Mark Hillsdon reports on how Zimbabwean farming pioneer Esnath Divasoni is championing the Campaign for Female Education
As extreme weather events such as droughts and floods threaten the livelihoods of farming communities in sub-Saharan Africa, educating women – who grow much of the continent’s food – in climate-smart agriculture is now seen as key to building greater resilience.
Esnath Divasoni is a farming pioneer in her native Zimbabwe, and a champion of the CAMFED (Campaign for Female Education) association, which supports scalable climate solutions led by young women. Launched in 1998 to help young women in sub-Saharan Africa receive a full education, it was CAMFED’s support that enabled her to finish her education and win a place on an agricultural sciences degree at EARTH University in Costa Rica.
CAMFED works on the premise that climate change affects a community’s ability to grow. This in turn hits girls hardest, as impoverished families are forced to take their daughters out of school and push them into marriage to help support the family.
Yet research shows that one of the most effective ways to mitigate climate change is through girls’ education. A 2017 study by the Brookings Institution found that for every additional year of schooling a girl receives on average, her country’s resilience to climate disasters improves, while Project Drawdown listed female education as number six in its top 100 activities that could halt climate change.
Investing in girls’ education is one of the smartest interventions, bar none
“Having access to education gives girls and women more control over their lives,” Esnath told BBC radio’s 39 Ways to Save the Planet podcast. “They tend to choose to have fewer children, reducing the pressure on the little resources available, and therefore reducing the effects of climate change.”
CAMFED was established with one eye on the strong alumni network that thrives in American universities, and the first cohort of 400 young women supported through their education were then encouraged to mentor the girls that followed in their footsteps. This is the CAMFED multiplier effect, which estimates that on average, a girl who has received a CAMFED bursary goes on to support three more girls.
And so the association has grown, with support from philanthropic bodies such as the Skoll Foundation, along with corporates such as the Prudential, Google and Pearson, meaning it now supports more than four million children in sub-Saharan Africa.

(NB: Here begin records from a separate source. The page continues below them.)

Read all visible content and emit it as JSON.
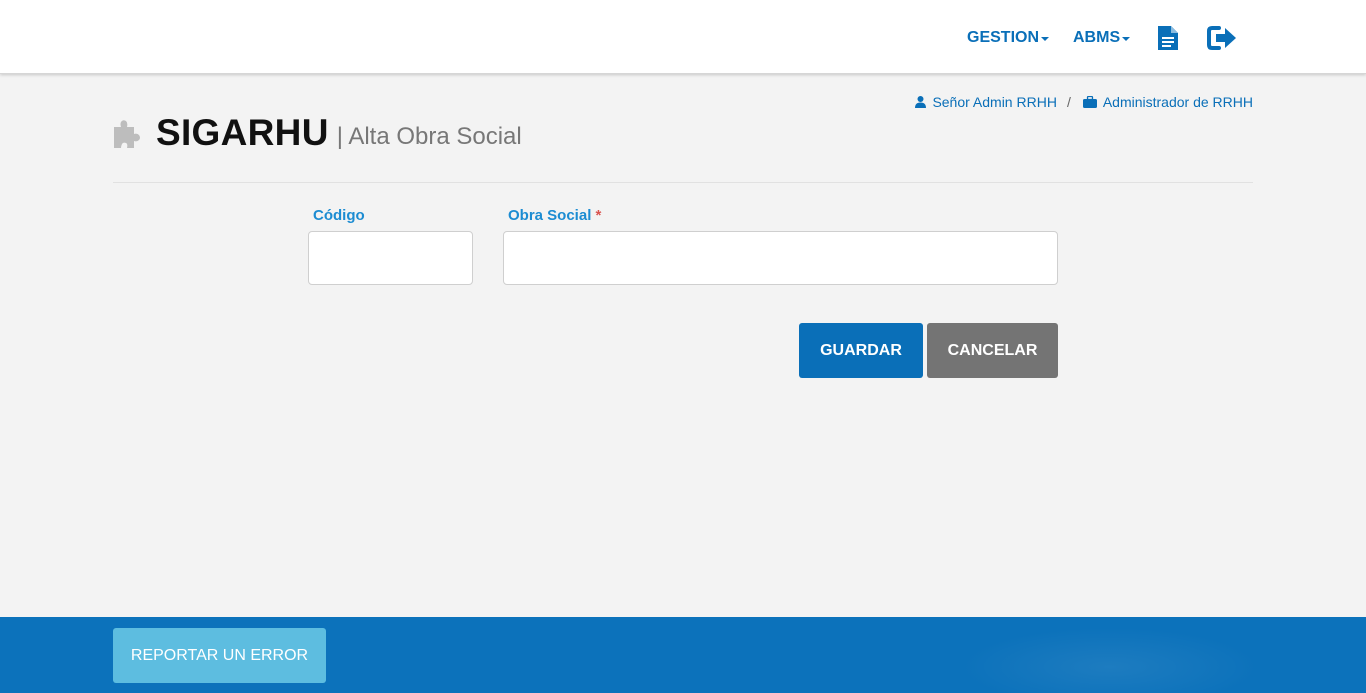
{
  "nav": {
    "items": [
      {
        "label": "GESTION"
      },
      {
        "label": "ABMS"
      }
    ],
    "document_icon": "document-icon",
    "logout_icon": "sign-out-icon"
  },
  "user": {
    "name": "Señor Admin RRHH",
    "separator": "/",
    "role": "Administrador de RRHH"
  },
  "header": {
    "title": "SIGARHU",
    "subtitle": "| Alta Obra Social"
  },
  "form": {
    "codigo_label": "Código",
    "codigo_value": "",
    "obra_social_label": "Obra Social",
    "required_mark": "*",
    "obra_social_value": ""
  },
  "buttons": {
    "save": "GUARDAR",
    "cancel": "CANCELAR"
  },
  "footer": {
    "report_label": "REPORTAR UN ERROR"
  },
  "colors": {
    "primary": "#0a6fb8",
    "label": "#1c8cd2",
    "cancel": "#747474",
    "report": "#5dbde0",
    "required": "#d9534f"
  }
}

As Sally Osberg, vice chair of the Skoll Foundation has said: “Investing in girls’ education is one of the smartest interventions, bar none, because of its immediate and future impacts: on women’s status, population, health, nutrition, economic resilience, and climate change.”
At the centre of CAMFED’s success is its network of agricultural guides, women like Esnath who have been trained to help improve the productivity, sustainability and profitability of smallholdings and then return to their local schools to teach, mentor and change the status quo from the inside out.
This technical training allows them to educate other young women in sustainable, climate-smart agriculture practices, including affordable methods of irrigation, crop-rotation, inter-cropping, agroforestry, organic composting and mulching.
It’s going to create a network of insect farmers … that is coming from the power of educating just one rural girl
To help support her community as it struggles against the adverse effects of climate change, Esnath has also set up an insect farm, which is delivering sustainable protein in the face of growing food insecurity. The crickets she farms need very little space, produce few greenhouse gases, and represent a sustainable source of protein; even their droppings can be used as a nutrient-rich fertilizer.
“Insects are the future of protein,” she says. “When we are looking at being climate-smart, when we are looking at initiatives that can reduce damage for our environment, insects are playing a huge part.”
She has now trained her first 10 local women in insect farming, too. “It’s going to create a network of insect farmers across the country… that is coming from the power of educating just one rural girl,” she adds.
This article is part of The Ethical Corporation summer 2021 in-depth briefing on natural capital. Click on the cover to download your digital copy for free.
Main picture: Esnath Divasoni. (Credit: CAMFED)